In a fantasy series I have under development, rape, war, reincarnation, and polytheism.

So, I’m not against using controversial topics. I don’t go out of my way just to include them, though. If it fits the story, then it’s fine. I look forward to the hate mail.

How about you?

What do you think of controversial topics in novels? Is there anything you’d refuse to read? Is there something that would offend you? What would you read? Let us know in the comments below.

My Stance on Three “Controversial” Topics

Controversial is in quotes, because it’s not actually controversial in the scientific community.  It’s only really controversial amongst fringe groups, the religious, and those who really have no clue about the scientific method.

Climate change exists.  There is overwhelming evidence for it.

Evolution happened.  It’s still happening.  We’ve seen it happen.  It’s not “just a theory,” it’s a scientific theory that explains the fact of evolution.

Vaccinations work.  They are important.  I can’t stand the anti-vaccination movement.  You’re clinging to “research” done by a discredited doctor who did no real scientific research into the supposed link between vaccines and autism.  All subsequent research has shown there is no link.

And that is my stance on these three issues.

Religion in Science Fiction

I’d like some opinions. I’m currently writing Journey to Ariadne part 6, and it includes a big monologue about secularism. One character is deeply religious, while the others are more moderate, follow another religion, or follow no religion at all. It’s not shocking, though some may think it’s a bit controversial.

So, my question is, if you see something controversial about religion in a science fiction novel, how do you feel about it? I have read many that take religion on a very wild ride, altering the religions and making their followers more fanatical. Others marginalise religion, saying it serves no purpose. What do you think about this? I look forward to your answers.

Lots of Hate for Neil deGrasse Tyson

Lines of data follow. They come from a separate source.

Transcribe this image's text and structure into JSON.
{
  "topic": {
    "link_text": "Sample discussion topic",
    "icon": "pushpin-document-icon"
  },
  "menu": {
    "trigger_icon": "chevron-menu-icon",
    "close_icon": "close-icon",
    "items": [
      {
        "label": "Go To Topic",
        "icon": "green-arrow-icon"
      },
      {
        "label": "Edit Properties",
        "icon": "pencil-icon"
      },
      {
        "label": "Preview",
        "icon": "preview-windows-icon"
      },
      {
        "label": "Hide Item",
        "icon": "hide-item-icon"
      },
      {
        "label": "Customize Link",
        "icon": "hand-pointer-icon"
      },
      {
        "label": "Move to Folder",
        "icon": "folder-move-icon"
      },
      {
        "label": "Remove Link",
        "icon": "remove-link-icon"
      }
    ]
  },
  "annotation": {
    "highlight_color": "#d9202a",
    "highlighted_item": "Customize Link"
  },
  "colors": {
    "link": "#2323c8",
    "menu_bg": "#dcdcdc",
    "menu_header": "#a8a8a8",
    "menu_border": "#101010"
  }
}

So, this happened.  I’m really curious about people’s thoughts.  I like Neil deGrasse Tyson.  I think he’s doing great things to help educate people on science and get people interested in astronomy.  However, he’s gotten a lot of conservative Christians angry.

So, Sir Isaac Newton was born December 25, 1642 (Julian calendar).  It’s a fact that can’t be changed.  Newton was a celebrated physicist.  I could see an astrophysicist wanting to celebrate his birthday.

So, December 25th was a Pagan holiday before it was Christmas. That’s a fact that can’t be changed, either.  What’s funny is that the traditions you see on Christmas aren’t even Christian traditions (the tree, presents, Santa.  And certainly not ham, because the Bible says pork should not be eaten).

Because Tyson is in the spotlight a lot, he gets vilified.  In my opinion, I don’t care one way or the other.  I’m not a Christian, and I don’t attack religion.  I like to get along with everyone.  But on the other hand, Tyson was just stating facts.  It’s how people interpret them that’s important.

Just my thought this morning. What do you think?  Happy Holidays, everyone.